Republic of Dominicana / Dominican Republic
republic, unitary state
Head of State and Government
President Danilo Medina (2012–)
Most important parties with mandates in the
Dominican Liberation Party (PLD) 106/26, Modern
Revolutionary Party (PRM) 42/2, Christian Socialist
Reformist Party (PRSC) 18/1, Dominican Revolutionary
Party (PRD) 16/1, others 8/1 (2016) 1
Main parties with mandates in the second most
Dominican Liberation Party (PLD) 105/31, Dominican
Revolutionary Party (PRD) 75/0, Christian Socialist
Reformist Party (PRCS) 3/1 (2010) 2
70% in the 2016 presidential and congressional
presidential and congressional elections 2020
1st mandate in the Chamber of Deputies / Senate
2. Mandate in the Chamber of Deputies / Senate; In
2012, the number of members in the Chamber of Deputies
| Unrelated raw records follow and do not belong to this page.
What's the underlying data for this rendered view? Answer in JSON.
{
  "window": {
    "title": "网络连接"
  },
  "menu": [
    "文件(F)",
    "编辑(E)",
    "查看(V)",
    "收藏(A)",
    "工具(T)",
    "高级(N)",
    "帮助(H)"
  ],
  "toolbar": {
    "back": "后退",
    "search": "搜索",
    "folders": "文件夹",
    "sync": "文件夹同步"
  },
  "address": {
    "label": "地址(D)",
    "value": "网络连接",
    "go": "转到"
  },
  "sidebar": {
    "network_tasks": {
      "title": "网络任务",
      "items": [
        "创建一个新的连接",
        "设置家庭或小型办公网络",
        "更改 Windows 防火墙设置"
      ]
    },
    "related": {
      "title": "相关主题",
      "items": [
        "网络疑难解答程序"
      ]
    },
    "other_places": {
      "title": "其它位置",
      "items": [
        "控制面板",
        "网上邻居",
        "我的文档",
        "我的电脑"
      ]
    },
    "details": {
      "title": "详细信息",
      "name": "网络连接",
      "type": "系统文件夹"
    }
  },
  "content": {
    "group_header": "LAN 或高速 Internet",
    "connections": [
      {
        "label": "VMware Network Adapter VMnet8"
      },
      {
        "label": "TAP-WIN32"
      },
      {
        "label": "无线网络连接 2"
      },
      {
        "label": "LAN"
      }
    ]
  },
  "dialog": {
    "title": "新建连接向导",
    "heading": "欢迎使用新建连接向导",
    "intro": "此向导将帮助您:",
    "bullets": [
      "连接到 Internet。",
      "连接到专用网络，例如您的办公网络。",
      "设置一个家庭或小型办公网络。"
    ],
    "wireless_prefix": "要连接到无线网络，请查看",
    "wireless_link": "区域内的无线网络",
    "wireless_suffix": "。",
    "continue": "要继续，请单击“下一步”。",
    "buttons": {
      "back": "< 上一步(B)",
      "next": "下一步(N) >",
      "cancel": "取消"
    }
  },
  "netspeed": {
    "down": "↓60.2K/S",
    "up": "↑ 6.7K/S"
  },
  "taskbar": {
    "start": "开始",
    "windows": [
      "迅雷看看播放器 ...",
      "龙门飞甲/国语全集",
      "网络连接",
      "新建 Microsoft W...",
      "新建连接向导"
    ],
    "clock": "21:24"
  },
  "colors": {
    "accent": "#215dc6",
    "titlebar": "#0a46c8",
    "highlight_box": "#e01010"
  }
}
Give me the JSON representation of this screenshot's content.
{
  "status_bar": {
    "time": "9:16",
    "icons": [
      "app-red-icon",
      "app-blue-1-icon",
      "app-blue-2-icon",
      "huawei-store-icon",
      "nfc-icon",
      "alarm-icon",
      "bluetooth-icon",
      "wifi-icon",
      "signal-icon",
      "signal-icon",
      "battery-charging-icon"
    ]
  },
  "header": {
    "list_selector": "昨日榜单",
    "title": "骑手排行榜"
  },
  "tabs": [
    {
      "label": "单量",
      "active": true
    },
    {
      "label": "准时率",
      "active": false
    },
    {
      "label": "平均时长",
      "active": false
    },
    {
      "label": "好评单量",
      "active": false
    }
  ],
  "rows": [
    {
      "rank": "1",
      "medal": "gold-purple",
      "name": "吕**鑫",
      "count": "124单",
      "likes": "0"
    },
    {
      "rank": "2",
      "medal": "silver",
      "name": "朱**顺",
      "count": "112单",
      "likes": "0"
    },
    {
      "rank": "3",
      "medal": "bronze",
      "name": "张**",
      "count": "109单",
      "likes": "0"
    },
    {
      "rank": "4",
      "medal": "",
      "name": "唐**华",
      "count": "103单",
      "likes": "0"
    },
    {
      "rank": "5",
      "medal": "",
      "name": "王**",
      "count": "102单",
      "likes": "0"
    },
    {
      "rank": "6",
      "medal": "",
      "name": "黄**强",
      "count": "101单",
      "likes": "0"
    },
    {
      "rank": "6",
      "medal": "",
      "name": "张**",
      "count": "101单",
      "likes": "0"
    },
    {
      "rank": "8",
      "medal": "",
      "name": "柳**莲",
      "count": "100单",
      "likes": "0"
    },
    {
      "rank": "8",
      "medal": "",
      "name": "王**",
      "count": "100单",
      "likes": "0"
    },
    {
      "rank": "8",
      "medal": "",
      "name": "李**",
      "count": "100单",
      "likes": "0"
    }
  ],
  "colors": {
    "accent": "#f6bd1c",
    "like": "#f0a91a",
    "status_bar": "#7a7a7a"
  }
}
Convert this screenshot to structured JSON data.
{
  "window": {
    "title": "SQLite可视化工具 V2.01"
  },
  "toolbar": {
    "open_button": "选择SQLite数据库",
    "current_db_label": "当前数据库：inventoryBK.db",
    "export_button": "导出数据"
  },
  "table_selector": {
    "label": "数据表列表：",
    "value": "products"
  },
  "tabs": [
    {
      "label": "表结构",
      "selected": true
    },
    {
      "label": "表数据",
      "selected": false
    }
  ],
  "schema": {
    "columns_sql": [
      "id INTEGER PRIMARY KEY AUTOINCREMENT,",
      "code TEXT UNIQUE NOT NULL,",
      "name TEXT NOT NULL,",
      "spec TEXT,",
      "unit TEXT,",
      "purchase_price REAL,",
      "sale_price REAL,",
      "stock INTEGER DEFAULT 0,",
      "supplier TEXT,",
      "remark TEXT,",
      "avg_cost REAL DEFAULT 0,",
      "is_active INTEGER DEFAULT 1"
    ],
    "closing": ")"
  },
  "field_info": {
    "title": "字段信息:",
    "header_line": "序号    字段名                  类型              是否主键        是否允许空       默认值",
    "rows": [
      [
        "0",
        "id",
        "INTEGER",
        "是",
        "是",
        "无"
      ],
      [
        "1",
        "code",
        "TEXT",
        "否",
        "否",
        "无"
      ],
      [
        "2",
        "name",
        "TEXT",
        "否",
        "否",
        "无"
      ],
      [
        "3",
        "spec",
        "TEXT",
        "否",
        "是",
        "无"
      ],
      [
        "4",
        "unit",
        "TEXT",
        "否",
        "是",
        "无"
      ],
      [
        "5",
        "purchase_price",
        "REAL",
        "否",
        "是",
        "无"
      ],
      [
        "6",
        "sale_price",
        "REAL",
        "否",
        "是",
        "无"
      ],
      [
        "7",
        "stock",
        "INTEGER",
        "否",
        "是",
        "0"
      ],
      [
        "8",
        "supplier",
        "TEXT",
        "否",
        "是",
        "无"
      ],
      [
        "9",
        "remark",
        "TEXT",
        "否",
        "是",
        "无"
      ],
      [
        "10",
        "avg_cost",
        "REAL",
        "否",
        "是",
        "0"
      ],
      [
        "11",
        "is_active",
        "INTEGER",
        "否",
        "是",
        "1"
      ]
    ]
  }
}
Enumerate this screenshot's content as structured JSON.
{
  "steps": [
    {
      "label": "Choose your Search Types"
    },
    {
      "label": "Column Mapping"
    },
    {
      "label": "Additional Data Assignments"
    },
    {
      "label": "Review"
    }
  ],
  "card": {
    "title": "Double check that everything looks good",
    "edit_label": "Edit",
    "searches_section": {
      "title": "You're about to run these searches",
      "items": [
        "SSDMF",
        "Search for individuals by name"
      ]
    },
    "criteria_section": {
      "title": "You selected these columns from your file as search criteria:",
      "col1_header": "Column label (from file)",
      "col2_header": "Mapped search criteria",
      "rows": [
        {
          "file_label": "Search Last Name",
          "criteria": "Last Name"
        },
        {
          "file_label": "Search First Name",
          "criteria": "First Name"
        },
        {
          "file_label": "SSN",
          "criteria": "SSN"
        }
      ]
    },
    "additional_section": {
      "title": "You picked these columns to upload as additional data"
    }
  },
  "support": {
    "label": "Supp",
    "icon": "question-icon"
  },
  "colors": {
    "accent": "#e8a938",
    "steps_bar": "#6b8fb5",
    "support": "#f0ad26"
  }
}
increased with seven representing Dominicans abroad: PRD
received 4 more seats and PLD 3